- Investors will vote on scrapping Shell’s existing dual share structure
- The company will drop ‘Royal Dutch’ from its name and move its HQ to the UK
- The oil giant’s board say the change will improve Shell’s competitiveness
- It will also improve its capacity to hand cash back to shareholders via buybacks
Royal Dutch Shell shareholders are set to vote on scrapping the oil giant’s dual share structure as part of the board’s efforts to accelerate its transition to net-zero emissions.
The proposal would ‘eliminate the complexity’ of the existing structure by establishing a single line of shares, Shell’s board said, while strengthening the firm’s competitiveness and its capacity to hand cash back to shareholders via buybacks.
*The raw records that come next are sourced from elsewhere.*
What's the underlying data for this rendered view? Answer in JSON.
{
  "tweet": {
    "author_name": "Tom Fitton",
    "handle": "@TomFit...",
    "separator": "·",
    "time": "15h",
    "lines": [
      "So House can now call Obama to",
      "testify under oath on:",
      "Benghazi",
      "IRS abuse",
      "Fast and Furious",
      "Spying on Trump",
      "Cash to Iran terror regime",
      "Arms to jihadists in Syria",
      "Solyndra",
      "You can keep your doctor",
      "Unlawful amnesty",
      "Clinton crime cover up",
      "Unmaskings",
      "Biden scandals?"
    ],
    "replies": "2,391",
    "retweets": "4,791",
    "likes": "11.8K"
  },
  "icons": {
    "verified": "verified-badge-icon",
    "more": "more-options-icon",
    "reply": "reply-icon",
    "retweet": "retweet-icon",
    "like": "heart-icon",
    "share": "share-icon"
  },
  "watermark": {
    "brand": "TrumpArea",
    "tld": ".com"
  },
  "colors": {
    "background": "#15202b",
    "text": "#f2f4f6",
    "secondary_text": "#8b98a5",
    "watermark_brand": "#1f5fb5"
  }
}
It will also align the Shell’s tax residence with its country of incorporation in the UK, where it will hold board and executive committee meetings, and locate its chief executive and chief financial officer.
The company, which has set targets to gradually shift from hydrocarbons, expects to drop ‘Royal Dutch’ from its name and be called Shell
Shell has been incorporated in the UK with Dutch tax residence and a dual share structure since the 2005 unification of Koninklijke Nederlandsche Petroleum Maatschappij and The Shell Transport and Trading Company under a single parent company.
The board told investors on Monday that it ‘was not envisaged at the time of unification’ that the current share structure would be permanent.
Dutch economic minister Stef Blok told reporters this morning the country’s government was ‘unpleasantly surprised’ by Shell’s decision to move its HQ to Britain.
Shell shares will continue to be listed in Amsterdam, London and New York, with FTSE UK index inclusion.
The company, which has set targets to gradually shift from hydrocarbons, expects to drop ‘Royal Dutch’ from its name and be called Shell.
The moves come weeks after hedge fund Third Point disclosed a large stake in Shell, calling on the oil and gas major to split into multiple companies to increase its performance and market value. Shell hit back, with top executives saying its businesses operated better together than apart.
Shell, along with other European oil majors, has set targets to move away from oil production while investing in non-fossil energy sources like solar and wind power.
The firm said a simpler share structure will enable it to ‘speed up the delivery’ of its ‘Powering Progress’ strategy, which aims to accelerate the transition of the business to net-zero emissions, in step with society.
Shell shares rose 2.4 per cent higher to 1,671p in early trading.
Shell’s chair, Sir Andrew Mackenzie, said: ‘At a time of unprecedented change for the industry, it’s even more important that we have an increased ability to accelerate the transition to a lower-carbon global energy system.
‘The simplification will normalise our share structure under the tax and legal jurisdictions of a single country and make us more competitive.
‘As a result, Shell will be better positioned to seize opportunities and play a leading role in the energy transition. Shell’s Board unanimously recommends shareholders vote in favour of the proposed resolution.’